Koss introduced these headphones over 40 years ago, and they remain affordable favorites to this day.

Bell + Howell Flat Screen for your Film Projector


It's getting close to the international celebration of Home Movie Day, which reminds me to get out some home movie reels to prepare for the fun. When my family projected movies, my father had a special space picked out on the wall - other families had tripod screens. All are great when you've got the room to set up a big projection. Sometimes, I just want to review films with a quickie setup on a tabletop. This screen is perfect for those moments.

Bell + Howell made their name with all sorts of optical devices; cameras, projectors, and screens. This one is unusual; it has the look of a high quality picture frame. You can either hang it up like a painting, or it has feet that swing out to use on a tabletop.  Most important is that the screen is a true silver screen - super bright, and with a very wide viewing angle (apologies to all of you LCD TV's out there...).

Bh_screen_02Of all of my home movie gear, this screen may be my favorite. It's only 1" thick, and at about 31" wide it's small enough to store easily while remaining large enough for watching movies with a group. Since it's all one solid piece it never wrinkles. Being freestanding makes it surprisingly versatile, but the best part is just how darned classy it looks.

What's really funny is that when I leave this out on the table, friends (okay, my not-very-observant friends...) have thought it was the thinnest LCD TV they've ever seen! Of course I'm not above baiting them further when pointing out that super 8 can still pump out an image with higher resolution than HD. Oh sure, you kids with your desire for "sound" and "shooting for more than 3 minutes" might be a little disappointed, but I still say that threading up a movie projector is way more fun than watching a DVD.

One last thing... here's a call for help from our readers. I accidentally put a mighty scratch in the screen years ago.  A film collector friend once told me about a special kind of paint that would be compatible with the rest of the silver screen finish. I don't want to just repaint the whole thing grey... I definitely want to maintain the silver screen look and blend in the scratch. Any ideas out there?

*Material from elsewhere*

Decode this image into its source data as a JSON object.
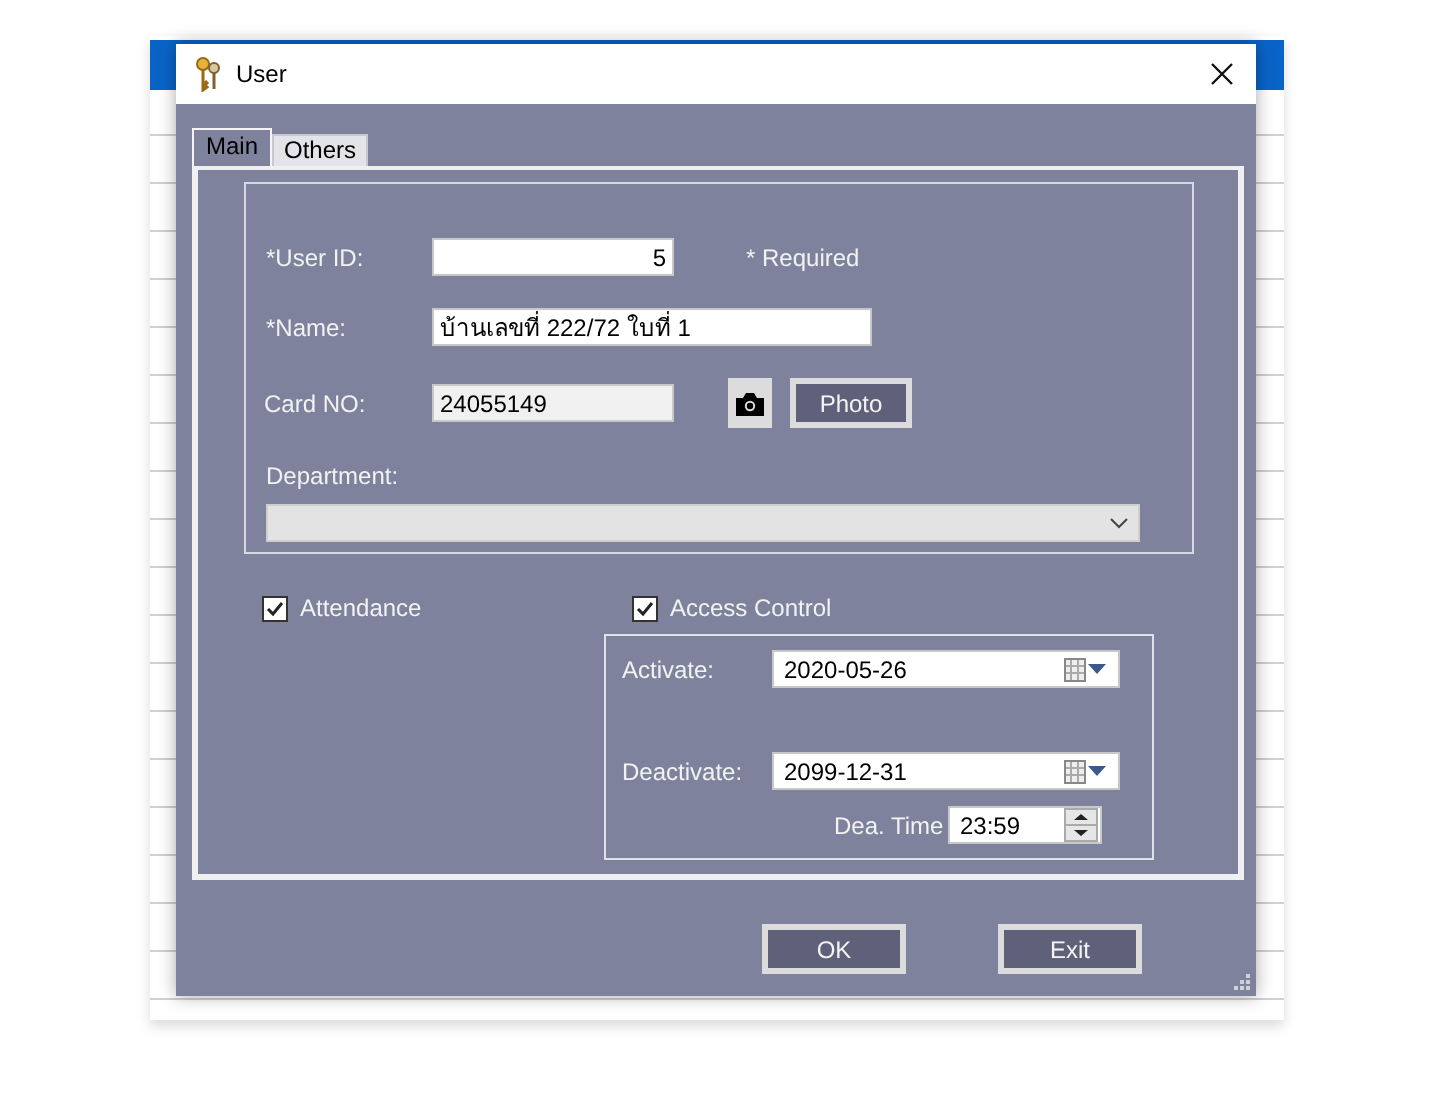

Read about a home movie camera that shoots 3D

Home movie clapper sticks


Related Posts Plugin for WordPress, Blogger...